How to complete this task
All entries are to be reproduced exactly; the pictures are to be omitted.

Source data
--------

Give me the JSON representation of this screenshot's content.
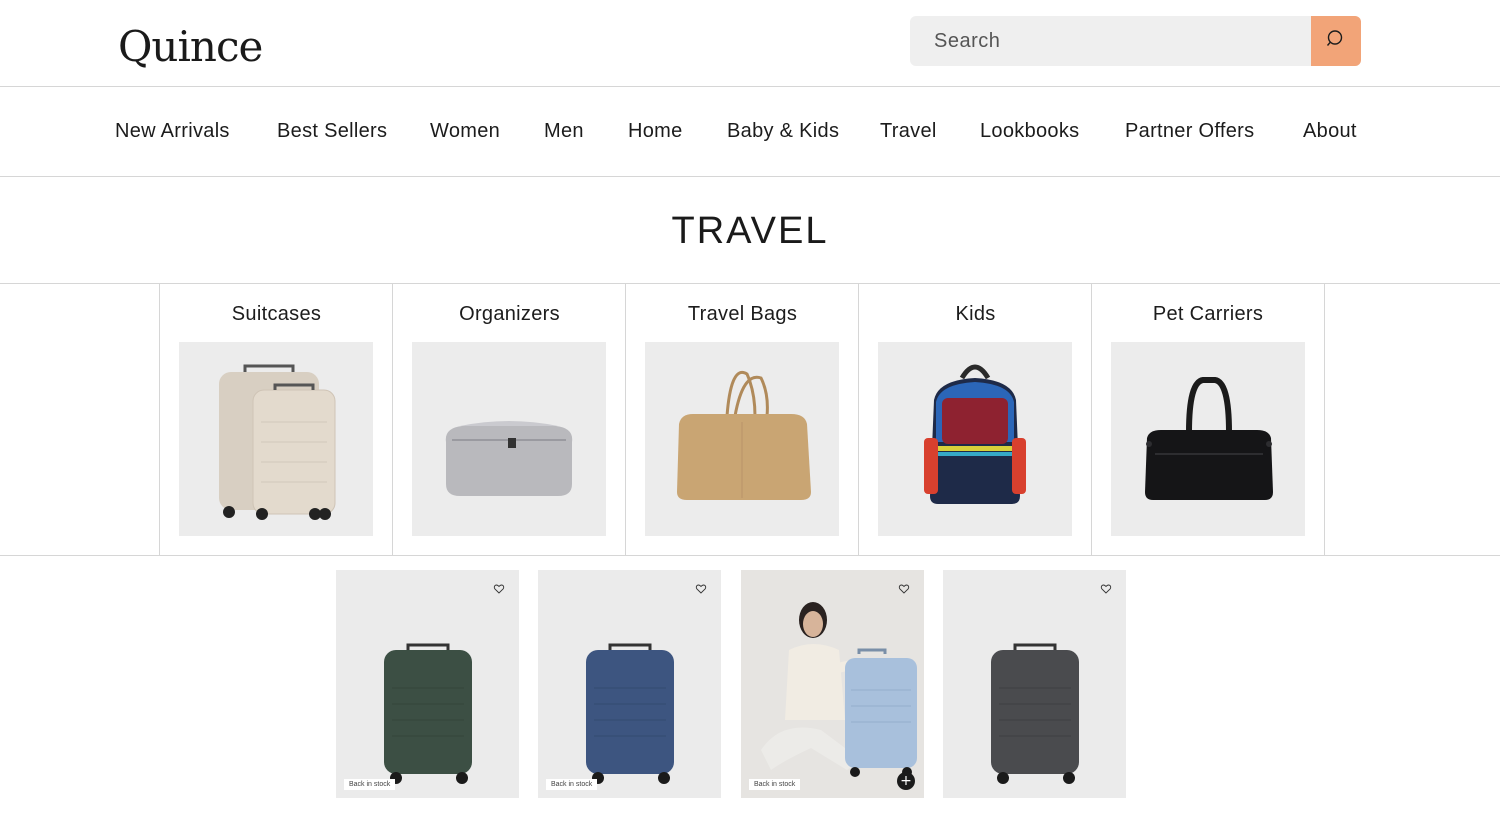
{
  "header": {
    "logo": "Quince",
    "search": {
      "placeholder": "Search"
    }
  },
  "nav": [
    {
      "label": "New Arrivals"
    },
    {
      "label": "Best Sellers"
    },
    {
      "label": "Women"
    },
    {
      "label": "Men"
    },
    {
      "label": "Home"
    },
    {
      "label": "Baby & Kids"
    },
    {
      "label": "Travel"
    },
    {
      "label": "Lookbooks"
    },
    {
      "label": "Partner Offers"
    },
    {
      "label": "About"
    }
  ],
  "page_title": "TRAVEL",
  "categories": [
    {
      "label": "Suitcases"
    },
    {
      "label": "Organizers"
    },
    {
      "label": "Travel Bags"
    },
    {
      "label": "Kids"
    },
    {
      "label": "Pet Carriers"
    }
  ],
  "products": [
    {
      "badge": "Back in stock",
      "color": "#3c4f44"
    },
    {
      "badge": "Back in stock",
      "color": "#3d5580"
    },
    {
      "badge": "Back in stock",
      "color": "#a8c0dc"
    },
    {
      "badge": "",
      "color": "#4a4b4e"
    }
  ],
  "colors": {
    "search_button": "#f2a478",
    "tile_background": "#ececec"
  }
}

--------

Task output
Give me the JSON representation of this screenshot's content.
{
  "header": {
    "logo": "Quince",
    "search": {
      "placeholder": "Search"
    }
  },
  "nav": [
    {
      "label": "New Arrivals"
    },
    {
      "label": "Best Sellers"
    },
    {
      "label": "Women"
    },
    {
      "label": "Men"
    },
    {
      "label": "Home"
    },
    {
      "label": "Baby & Kids"
    },
    {
      "label": "Travel"
    },
    {
      "label": "Lookbooks"
    },
    {
      "label": "Partner Offers"
    },
    {
      "label": "About"
    }
  ],
  "page_title": "TRAVEL",
  "categories": [
    {
      "label": "Suitcases"
    },
    {
      "label": "Organizers"
    },
    {
      "label": "Travel Bags"
    },
    {
      "label": "Kids"
    },
    {
      "label": "Pet Carriers"
    }
  ],
  "products": [
    {
      "badge": "Back in stock",
      "color": "#3c4f44"
    },
    {
      "badge": "Back in stock",
      "color": "#3d5580"
    },
    {
      "badge": "Back in stock",
      "color": "#a8c0dc"
    },
    {
      "badge": "",
      "color": "#4a4b4e"
    }
  ],
  "colors": {
    "search_button": "#f2a478",
    "tile_background": "#ececec"
  }
}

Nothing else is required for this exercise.